The Galapagos Islands is undoubtedly one of South America’s top natural highlights, but also one of its most expensive, so what if you don’t have thousands of pounds to spare for the trip? Well, head to Paracas National Reserve in Peru instead. We took a boat trip from Paracas to the Ballestas Islands, known as ‘the poor man’s Galapagos’, for a fraction of the price and saw incredible flocks of birds, sea lions, penguins and rock formations.
I couldn’t conceive of going to Scotland without visiting Loch Ness, the largest and perhaps most famous lake in the UK. So we set out on a two-hour journey from our cottage in the Highlands to cruise the loch and investigate the myths that surround this atmospheric piece of Scotland.
The last stop on our whirlwind tour of  Burma was the famous Lake Inle, where we planned on doing some serious relaxing after a hectic and sometimes trying journey through the country. After paying over the odds for some pretty dodgy accommodation in Burma we splurged on a stay at the Princess Garden hotel at £21 per night, which was just what we needed. There was a pool to cool off in from the fierce Burmese heat, free breakfasts of eggs, fruit and pancakes, a lovely one-eyed brown dog to play with and refreshing afternoon shakes on offer.
Kratie is a small town perched on the banks of the Mekong River about seven hours north of Phnom Penh (10 hours if your bus breaks down); this was our last stop in Cambodia before we headed back into Laos. There’s a sprinkling of guesthouses and restaurants in Kratie, although the food isn’t anywhere near as good as in the other Cambodian towns we visited and there’s also a market complete with pyjama-clad women selling their various wares. What we were really in town for though was the chance to spot some rare Irrawaddy river dolphins.

The entire morning of my birthday was spent on a coach battling through choked roads to Halong Bay.  One thing’s for sure, I never expected to be living this kind of uncertain, transient, exhilarating lifestyle when I turned 30. Like most people, I thought I’d have submitted to societal norms and gotten myself weighed down in responsibility with a mortgage and a steady job by this point. Instead, Andrew and I have only each other and the possessions we carry on our backs and our once plump savings account is now starting to look pretty lean.

After leaving the idyllic beaches in Koh Phangan, we hopped over to neighbouring Koh Tao with my friend Jo for more sunshine and sandy beaches as well as a snorkelling trip that rivalled our experience on the Great Barrier Reef – here’s what we got up to.
For most people, the Thai island Koh Phangan conjures up images of full moon parties, buckets of alcoholic concoctions and beaches crammed with drunken backpackers occasionally attempting stupid feats such as jumping over ropes of fire while inebriated. However, when we visited this summer we found a quiet, clean and peaceful haven – in fact, Koh Phangan turned out to be my favourite Thai island to date, here’s why.

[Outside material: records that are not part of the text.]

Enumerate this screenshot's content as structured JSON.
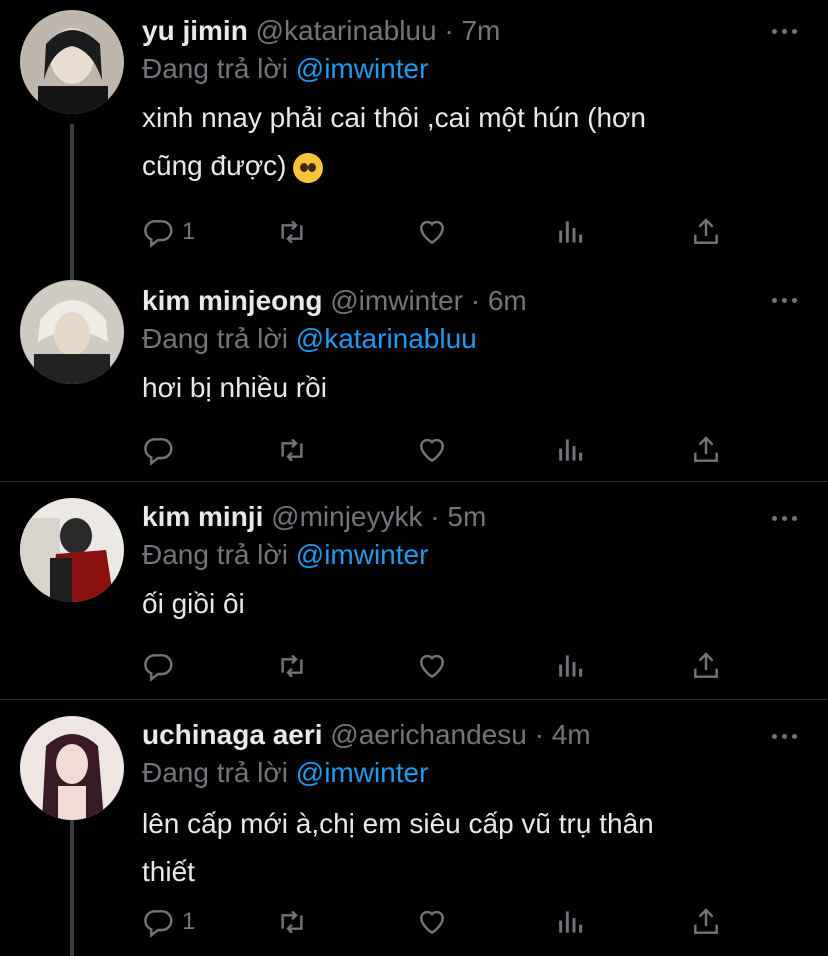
{
  "replying_prefix": "Đang trả lời",
  "tweets": [
    {
      "name": "yu jimin",
      "handle": "@katarinabluu",
      "time": "7m",
      "reply_to": "@imwinter",
      "text_line1": "xinh nnay phải cai thôi ,cai một hún (hơn",
      "text_line2": "cũng được)",
      "emoji": "pleading-face-emoji",
      "reply_count": "1",
      "avatar_colors": [
        "#bfb7ae",
        "#1a1a1a"
      ]
    },
    {
      "name": "kim minjeong",
      "handle": "@imwinter",
      "time": "6m",
      "reply_to": "@katarinabluu",
      "text_line1": "hơi bị nhiều rồi",
      "reply_count": "",
      "avatar_colors": [
        "#d9d6cf",
        "#2b2b2b"
      ]
    },
    {
      "name": "kim minji",
      "handle": "@minjeyykk",
      "time": "5m",
      "reply_to": "@imwinter",
      "text_line1": "ối giồi ôi",
      "reply_count": "",
      "avatar_colors": [
        "#e8e5df",
        "#8a1010"
      ]
    },
    {
      "name": "uchinaga aeri",
      "handle": "@aerichandesu",
      "time": "4m",
      "reply_to": "@imwinter",
      "text_line1": "lên cấp mới à,chị em siêu cấp vũ trụ thân",
      "text_line2": "thiết",
      "reply_count": "1",
      "avatar_colors": [
        "#e6d3cf",
        "#3a1a24"
      ]
    }
  ],
  "icons": {
    "reply": "reply-icon",
    "retweet": "retweet-icon",
    "like": "like-icon",
    "views": "views-icon",
    "share": "share-icon",
    "more": "more-icon"
  },
  "colors": {
    "background": "#000000",
    "text": "#e7e9ea",
    "muted": "#71767b",
    "accent": "#1d9bf0",
    "divider": "#2f3336"
  }
}
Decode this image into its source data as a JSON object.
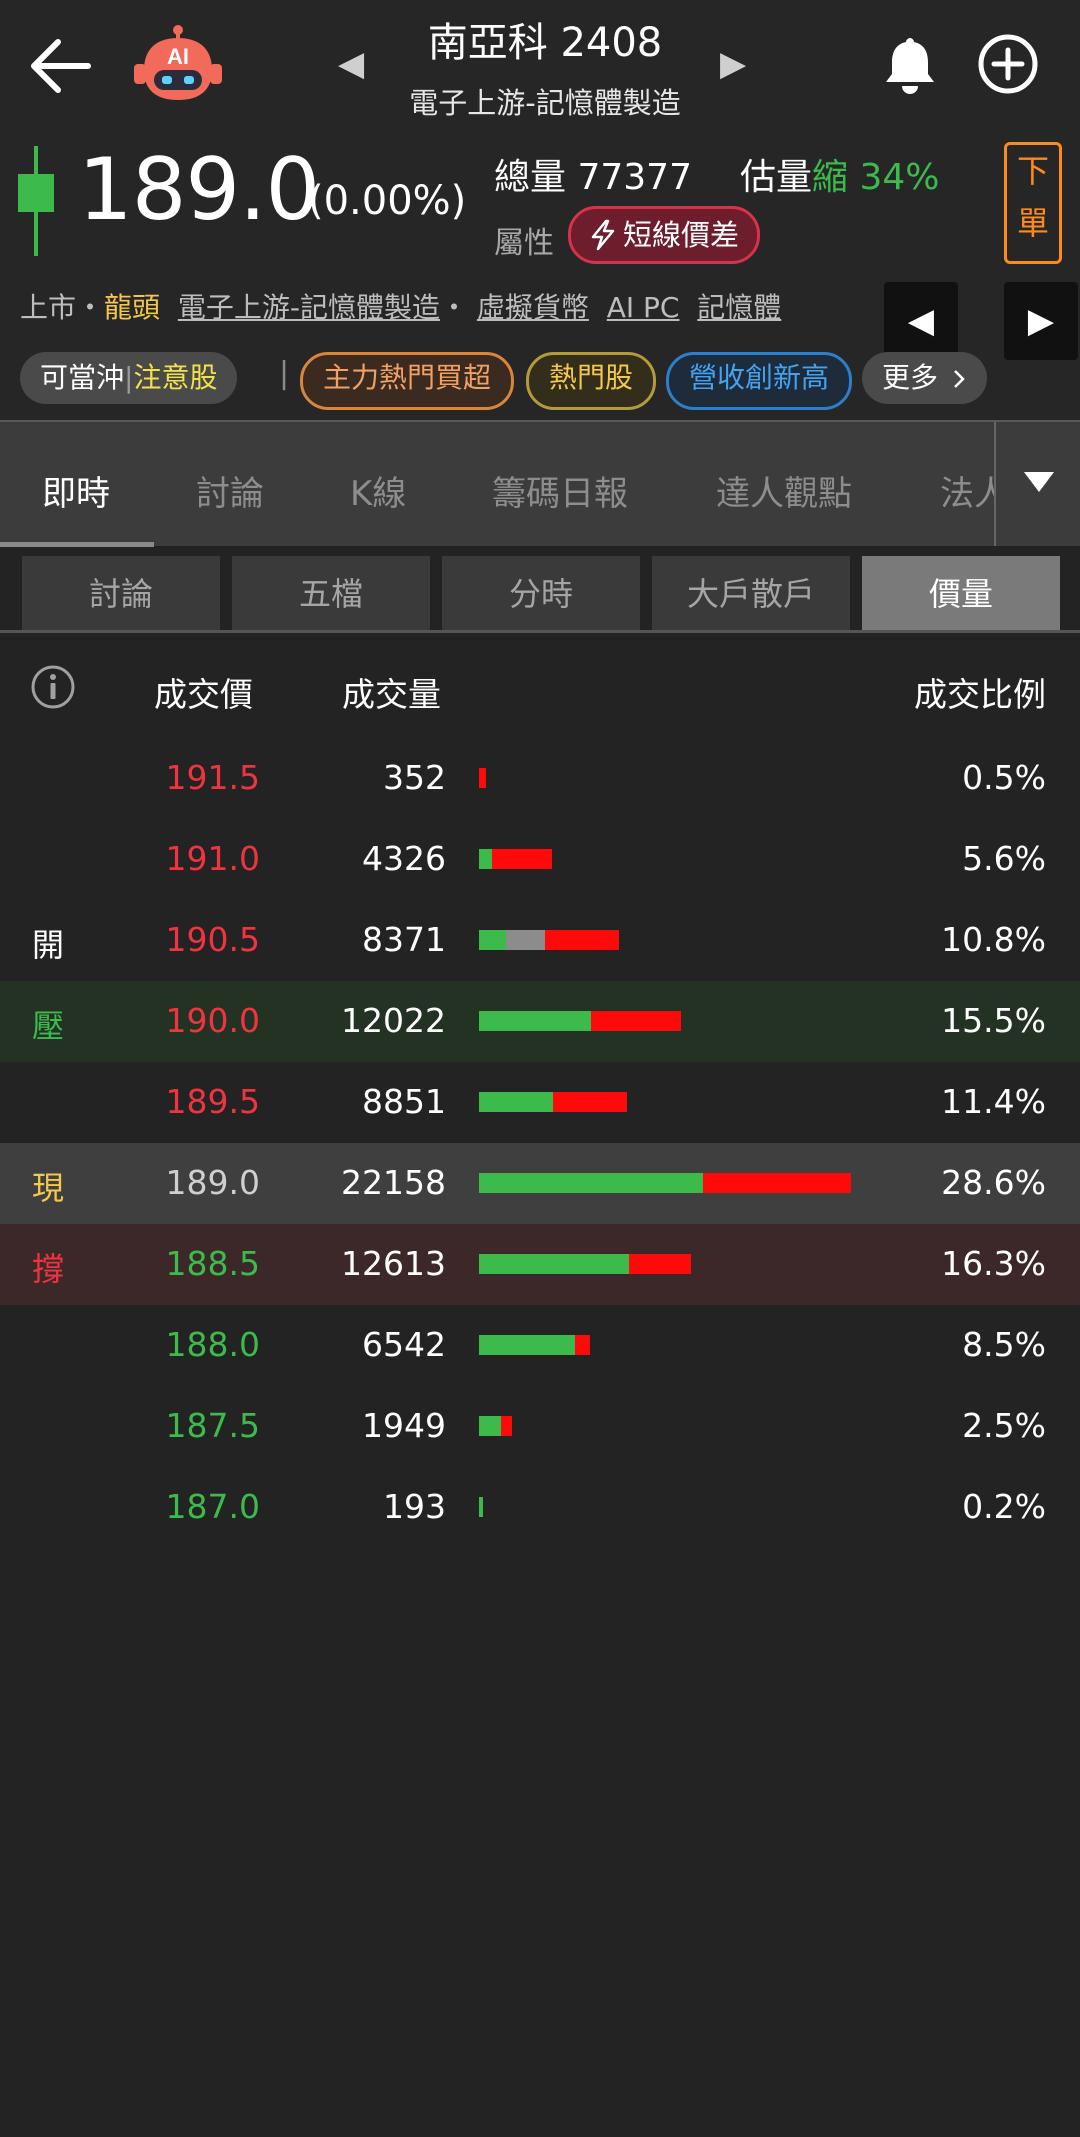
{
  "header": {
    "title": "南亞科 2408",
    "subtitle": "電子上游-記憶體製造",
    "prev_arrow": "◀",
    "next_arrow": "▶",
    "ai_badge": "AI"
  },
  "quote": {
    "price": "189.0",
    "change": "(0.00%)",
    "total_volume_label": "總量",
    "total_volume": "77377",
    "estimate_label": "估量",
    "estimate_direction": "縮",
    "estimate_pct": "34%",
    "attribute_label": "屬性",
    "attribute_tag": "短線價差",
    "order_button_top": "下",
    "order_button_bottom": "單"
  },
  "tags": {
    "market": "上市",
    "dot1": "・",
    "leader": "龍頭",
    "industry": "電子上游-記憶體製造",
    "dot2": "・",
    "concepts": [
      "虛擬貨幣",
      "AI PC",
      "記憶體"
    ],
    "pills": {
      "day_trade": "可當沖",
      "separator": "|",
      "warning": "注意股",
      "bar": "|",
      "main_force": "主力熱門買超",
      "hot": "熱門股",
      "revenue_high": "營收創新高",
      "more": "更多"
    }
  },
  "tabs": [
    "即時",
    "討論",
    "K線",
    "籌碼日報",
    "達人觀點",
    "法人"
  ],
  "subtabs": [
    "討論",
    "五檔",
    "分時",
    "大戶散戶",
    "價量"
  ],
  "table": {
    "headers": {
      "price": "成交價",
      "volume": "成交量",
      "ratio": "成交比例"
    },
    "rows": [
      {
        "mark": "",
        "price": "191.5",
        "volume": "352",
        "pct": "0.5%",
        "green": 0.0,
        "gray": 0.0,
        "red": 0.5
      },
      {
        "mark": "",
        "price": "191.0",
        "volume": "4326",
        "pct": "5.6%",
        "green": 1.0,
        "gray": 0.0,
        "red": 4.6
      },
      {
        "mark": "開",
        "price": "190.5",
        "volume": "8371",
        "pct": "10.8%",
        "green": 2.1,
        "gray": 3.0,
        "red": 5.7
      },
      {
        "mark": "壓",
        "price": "190.0",
        "volume": "12022",
        "pct": "15.5%",
        "green": 8.6,
        "gray": 0.0,
        "red": 6.9
      },
      {
        "mark": "",
        "price": "189.5",
        "volume": "8851",
        "pct": "11.4%",
        "green": 5.7,
        "gray": 0.0,
        "red": 5.7
      },
      {
        "mark": "現",
        "price": "189.0",
        "volume": "22158",
        "pct": "28.6%",
        "green": 17.2,
        "gray": 0.0,
        "red": 11.4
      },
      {
        "mark": "撐",
        "price": "188.5",
        "volume": "12613",
        "pct": "16.3%",
        "green": 11.5,
        "gray": 0.0,
        "red": 4.8
      },
      {
        "mark": "",
        "price": "188.0",
        "volume": "6542",
        "pct": "8.5%",
        "green": 7.4,
        "gray": 0.0,
        "red": 1.1
      },
      {
        "mark": "",
        "price": "187.5",
        "volume": "1949",
        "pct": "2.5%",
        "green": 1.7,
        "gray": 0.0,
        "red": 0.8
      },
      {
        "mark": "",
        "price": "187.0",
        "volume": "193",
        "pct": "0.2%",
        "green": 0.2,
        "gray": 0.0,
        "red": 0.0
      }
    ]
  },
  "colors": {
    "up": "#f0343f",
    "down": "#3cba4c",
    "flat": "#cfcfcf",
    "bar_green": "#3cba4c",
    "bar_red": "#ff0a0a",
    "bar_gray": "#8c8c8c"
  }
}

As I sat on the balcony overlooking one of the bays on Koh Phi Phi, Thailand, I thought: this place is amazing; it’s paradise! Crystal clear waters bordered with soft and sandy beaches or incredible rock formations that look as if they have just appeared from hundreds of metres below sea level.

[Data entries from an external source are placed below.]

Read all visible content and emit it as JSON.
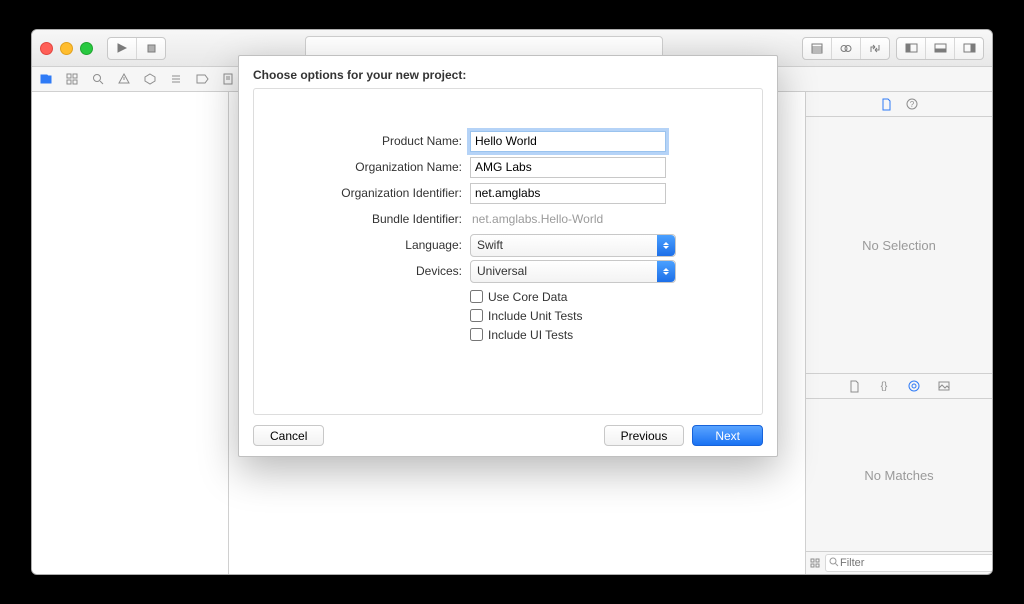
{
  "sheet": {
    "title": "Choose options for your new project:",
    "labels": {
      "product_name": "Product Name:",
      "org_name": "Organization Name:",
      "org_id": "Organization Identifier:",
      "bundle_id": "Bundle Identifier:",
      "language": "Language:",
      "devices": "Devices:"
    },
    "values": {
      "product_name": "Hello World",
      "org_name": "AMG Labs",
      "org_id": "net.amglabs",
      "bundle_id": "net.amglabs.Hello-World",
      "language": "Swift",
      "devices": "Universal"
    },
    "checks": {
      "core_data": "Use Core Data",
      "unit_tests": "Include Unit Tests",
      "ui_tests": "Include UI Tests"
    },
    "buttons": {
      "cancel": "Cancel",
      "previous": "Previous",
      "next": "Next"
    }
  },
  "inspector": {
    "no_selection": "No Selection",
    "no_matches": "No Matches",
    "filter_placeholder": "Filter"
  }
}
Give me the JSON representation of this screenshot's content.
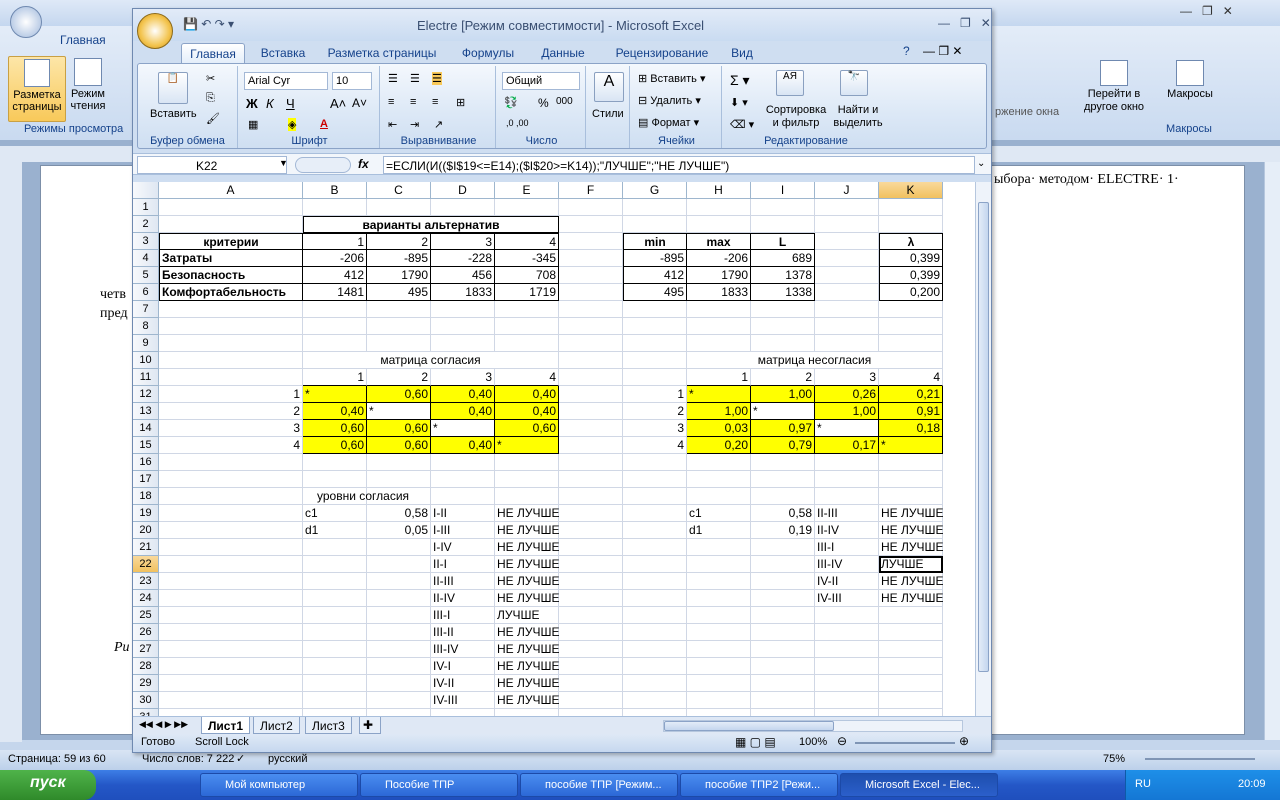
{
  "word": {
    "tab_home": "Главная",
    "layout_btn": "Разметка страницы",
    "reading_btn": "Режим чтения",
    "views_group": "Режимы просмотра",
    "goto_btn": "Перейти в другое окно",
    "window_fragment": "ржение окна",
    "macros_btn": "Макросы",
    "macros_group": "Макросы",
    "doc_text_right": "ыбора· методом· ELECTRE· 1·",
    "doc_text_left1": "четв",
    "doc_text_left2": "пред",
    "doc_text_ri": "Ри",
    "status_page": "Страница: 59 из 60",
    "status_words": "Число слов: 7 222",
    "status_lang": "русский",
    "zoom": "75%"
  },
  "excel": {
    "title": "Electre  [Режим совместимости] - Microsoft Excel",
    "tabs": [
      "Главная",
      "Вставка",
      "Разметка страницы",
      "Формулы",
      "Данные",
      "Рецензирование",
      "Вид"
    ],
    "ribbon": {
      "paste": "Вставить",
      "clipboard": "Буфер обмена",
      "font_name": "Arial Cyr",
      "font_size": "10",
      "font_group": "Шрифт",
      "align_group": "Выравнивание",
      "number_format": "Общий",
      "number_group": "Число",
      "styles": "Стили",
      "insert": "Вставить",
      "delete": "Удалить",
      "format": "Формат",
      "cells_group": "Ячейки",
      "sort": "Сортировка и фильтр",
      "find": "Найти и выделить",
      "edit_group": "Редактирование"
    },
    "name_box": "K22",
    "formula": "=ЕСЛИ(И(($I$19<=E14);($I$20>=K14));\"ЛУЧШЕ\";\"НЕ ЛУЧШЕ\")",
    "columns": [
      "A",
      "B",
      "C",
      "D",
      "E",
      "F",
      "G",
      "H",
      "I",
      "J",
      "K"
    ],
    "rows": [
      "1",
      "2",
      "3",
      "4",
      "5",
      "6",
      "7",
      "8",
      "9",
      "10",
      "11",
      "12",
      "13",
      "14",
      "15",
      "16",
      "17",
      "18",
      "19",
      "20",
      "21",
      "22",
      "23",
      "24",
      "25",
      "26",
      "27",
      "28",
      "29",
      "30",
      "31"
    ],
    "cells": {
      "B2": "варианты альтернатив",
      "A3": "критерии",
      "B3": "1",
      "C3": "2",
      "D3": "3",
      "E3": "4",
      "G3": "min",
      "H3": "max",
      "I3": "L",
      "K3": "λ",
      "A4": "Затраты",
      "B4": "-206",
      "C4": "-895",
      "D4": "-228",
      "E4": "-345",
      "G4": "-895",
      "H4": "-206",
      "I4": "689",
      "K4": "0,399",
      "A5": "Безопасность",
      "B5": "412",
      "C5": "1790",
      "D5": "456",
      "E5": "708",
      "G5": "412",
      "H5": "1790",
      "I5": "1378",
      "K5": "0,399",
      "A6": "Комфортабельность",
      "B6": "1481",
      "C6": "495",
      "D6": "1833",
      "E6": "1719",
      "G6": "495",
      "H6": "1833",
      "I6": "1338",
      "K6": "0,200",
      "C10": "матрица согласия",
      "I10": "матрица несогласия",
      "B11": "1",
      "C11": "2",
      "D11": "3",
      "E11": "4",
      "H11": "1",
      "I11": "2",
      "J11": "3",
      "K11": "4",
      "A12": "1",
      "B12": "*",
      "C12": "0,60",
      "D12": "0,40",
      "E12": "0,40",
      "G12": "1",
      "H12": "*",
      "I12": "1,00",
      "J12": "0,26",
      "K12": "0,21",
      "A13": "2",
      "B13": "0,40",
      "C13": "*",
      "D13": "0,40",
      "E13": "0,40",
      "G13": "2",
      "H13": "1,00",
      "I13": "*",
      "J13": "1,00",
      "K13": "0,91",
      "A14": "3",
      "B14": "0,60",
      "C14": "0,60",
      "D14": "*",
      "E14": "0,60",
      "G14": "3",
      "H14": "0,03",
      "I14": "0,97",
      "J14": "*",
      "K14": "0,18",
      "A15": "4",
      "B15": "0,60",
      "C15": "0,60",
      "D15": "0,40",
      "E15": "*",
      "G15": "4",
      "H15": "0,20",
      "I15": "0,79",
      "J15": "0,17",
      "K15": "*",
      "B18": "уровни согласия",
      "B19": "c1",
      "C19": "0,58",
      "D19": "I-II",
      "E19": "НЕ ЛУЧШЕ",
      "H19": "c1",
      "I19": "0,58",
      "J19": "II-III",
      "K19": "НЕ ЛУЧШЕ",
      "B20": "d1",
      "C20": "0,05",
      "D20": "I-III",
      "E20": "НЕ ЛУЧШЕ",
      "H20": "d1",
      "I20": "0,19",
      "J20": "II-IV",
      "K20": "НЕ ЛУЧШЕ",
      "D21": "I-IV",
      "E21": "НЕ ЛУЧШЕ",
      "J21": "III-I",
      "K21": "НЕ ЛУЧШЕ",
      "D22": "II-I",
      "E22": "НЕ ЛУЧШЕ",
      "J22": "III-IV",
      "K22": "ЛУЧШЕ",
      "D23": "II-III",
      "E23": "НЕ ЛУЧШЕ",
      "J23": "IV-II",
      "K23": "НЕ ЛУЧШЕ",
      "D24": "II-IV",
      "E24": "НЕ ЛУЧШЕ",
      "J24": "IV-III",
      "K24": "НЕ ЛУЧШЕ",
      "D25": "III-I",
      "E25": "ЛУЧШЕ",
      "D26": "III-II",
      "E26": "НЕ ЛУЧШЕ",
      "D27": "III-IV",
      "E27": "НЕ ЛУЧШЕ",
      "D28": "IV-I",
      "E28": "НЕ ЛУЧШЕ",
      "D29": "IV-II",
      "E29": "НЕ ЛУЧШЕ",
      "D30": "IV-III",
      "E30": "НЕ ЛУЧШЕ"
    },
    "sheets": [
      "Лист1",
      "Лист2",
      "Лист3"
    ],
    "status_ready": "Готово",
    "status_scroll": "Scroll Lock",
    "zoom": "100%",
    "highlight_color": "#ffff00"
  },
  "taskbar": {
    "start": "пуск",
    "items": [
      "Мой компьютер",
      "Пособие ТПР",
      "пособие ТПР [Режим...",
      "пособие ТПР2 [Режи...",
      "Microsoft Excel - Elec..."
    ],
    "lang": "RU",
    "time": "20:09"
  }
}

One of the most anticipated stops on our three-week road trip along the East Coast of Australia was Airlie Beach, where we had our sights set on sailing around the famous Whitsunday islands. So, almost as soon as we arrived in Airlie we went on a search for Whitsunday sailing adventures, wandering around the harbour and checking out the beach and swimming lagoon while we were at it.